START Record excerpts

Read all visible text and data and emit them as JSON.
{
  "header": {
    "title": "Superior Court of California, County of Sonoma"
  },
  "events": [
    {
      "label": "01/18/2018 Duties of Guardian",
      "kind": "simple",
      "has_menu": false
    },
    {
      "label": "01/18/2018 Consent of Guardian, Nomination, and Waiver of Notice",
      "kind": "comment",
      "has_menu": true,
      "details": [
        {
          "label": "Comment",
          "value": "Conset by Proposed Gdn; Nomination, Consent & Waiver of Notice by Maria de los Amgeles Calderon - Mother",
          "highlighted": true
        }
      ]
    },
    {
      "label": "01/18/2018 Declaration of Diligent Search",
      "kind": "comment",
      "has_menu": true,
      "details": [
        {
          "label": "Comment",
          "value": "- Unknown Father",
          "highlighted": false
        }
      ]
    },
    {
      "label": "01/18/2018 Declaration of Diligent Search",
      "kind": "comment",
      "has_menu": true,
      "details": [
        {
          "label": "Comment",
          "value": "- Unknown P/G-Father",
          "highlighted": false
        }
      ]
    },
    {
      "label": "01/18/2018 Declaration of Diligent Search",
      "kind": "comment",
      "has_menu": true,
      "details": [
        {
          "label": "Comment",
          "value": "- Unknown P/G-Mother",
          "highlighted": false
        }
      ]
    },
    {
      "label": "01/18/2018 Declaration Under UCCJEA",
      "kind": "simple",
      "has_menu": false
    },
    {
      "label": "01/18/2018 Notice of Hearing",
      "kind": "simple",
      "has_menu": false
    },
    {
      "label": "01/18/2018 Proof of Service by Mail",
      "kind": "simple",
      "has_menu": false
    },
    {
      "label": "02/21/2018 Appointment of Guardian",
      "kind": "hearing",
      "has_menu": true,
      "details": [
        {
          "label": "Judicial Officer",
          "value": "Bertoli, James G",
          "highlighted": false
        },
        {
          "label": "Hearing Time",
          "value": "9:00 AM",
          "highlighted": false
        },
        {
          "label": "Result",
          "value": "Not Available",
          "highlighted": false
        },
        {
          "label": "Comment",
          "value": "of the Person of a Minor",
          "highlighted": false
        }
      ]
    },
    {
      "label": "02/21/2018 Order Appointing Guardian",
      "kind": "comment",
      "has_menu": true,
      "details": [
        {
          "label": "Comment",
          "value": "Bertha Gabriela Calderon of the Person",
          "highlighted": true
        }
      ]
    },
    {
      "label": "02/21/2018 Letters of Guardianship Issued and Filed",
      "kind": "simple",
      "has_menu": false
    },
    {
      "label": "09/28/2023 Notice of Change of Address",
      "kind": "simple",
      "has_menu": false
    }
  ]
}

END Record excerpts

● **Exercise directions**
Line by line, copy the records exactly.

● **Output for this exercise**
Read all visible text and data and emit them as JSON.
{
  "header": {
    "title": "Superior Court of California, County of Sonoma"
  },
  "events": [
    {
      "label": "01/18/2018 Duties of Guardian",
      "kind": "simple",
      "has_menu": false
    },
    {
      "label": "01/18/2018 Consent of Guardian, Nomination, and Waiver of Notice",
      "kind": "comment",
      "has_menu": true,
      "details": [
        {
          "label": "Comment",
          "value": "Conset by Proposed Gdn; Nomination, Consent & Waiver of Notice by Maria de los Amgeles Calderon - Mother",
          "highlighted": true
        }
      ]
    },
    {
      "label": "01/18/2018 Declaration of Diligent Search",
      "kind": "comment",
      "has_menu": true,
      "details": [
        {
          "label": "Comment",
          "value": "- Unknown Father",
          "highlighted": false
        }
      ]
    },
    {
      "label": "01/18/2018 Declaration of Diligent Search",
      "kind": "comment",
      "has_menu": true,
      "details": [
        {
          "label": "Comment",
          "value": "- Unknown P/G-Father",
          "highlighted": false
        }
      ]
    },
    {
      "label": "01/18/2018 Declaration of Diligent Search",
      "kind": "comment",
      "has_menu": true,
      "details": [
        {
          "label": "Comment",
          "value": "- Unknown P/G-Mother",
          "highlighted": false
        }
      ]
    },
    {
      "label": "01/18/2018 Declaration Under UCCJEA",
      "kind": "simple",
      "has_menu": false
    },
    {
      "label": "01/18/2018 Notice of Hearing",
      "kind": "simple",
      "has_menu": false
    },
    {
      "label": "01/18/2018 Proof of Service by Mail",
      "kind": "simple",
      "has_menu": false
    },
    {
      "label": "02/21/2018 Appointment of Guardian",
      "kind": "hearing",
      "has_menu": true,
      "details": [
        {
          "label": "Judicial Officer",
          "value": "Bertoli, James G",
          "highlighted": false
        },
        {
          "label": "Hearing Time",
          "value": "9:00 AM",
          "highlighted": false
        },
        {
          "label": "Result",
          "value": "Not Available",
          "highlighted": false
        },
        {
          "label": "Comment",
          "value": "of the Person of a Minor",
          "highlighted": false
        }
      ]
    },
    {
      "label": "02/21/2018 Order Appointing Guardian",
      "kind": "comment",
      "has_menu": true,
      "details": [
        {
          "label": "Comment",
          "value": "Bertha Gabriela Calderon of the Person",
          "highlighted": true
        }
      ]
    },
    {
      "label": "02/21/2018 Letters of Guardianship Issued and Filed",
      "kind": "simple",
      "has_menu": false
    },
    {
      "label": "09/28/2023 Notice of Change of Address",
      "kind": "simple",
      "has_menu": false
    }
  ]
}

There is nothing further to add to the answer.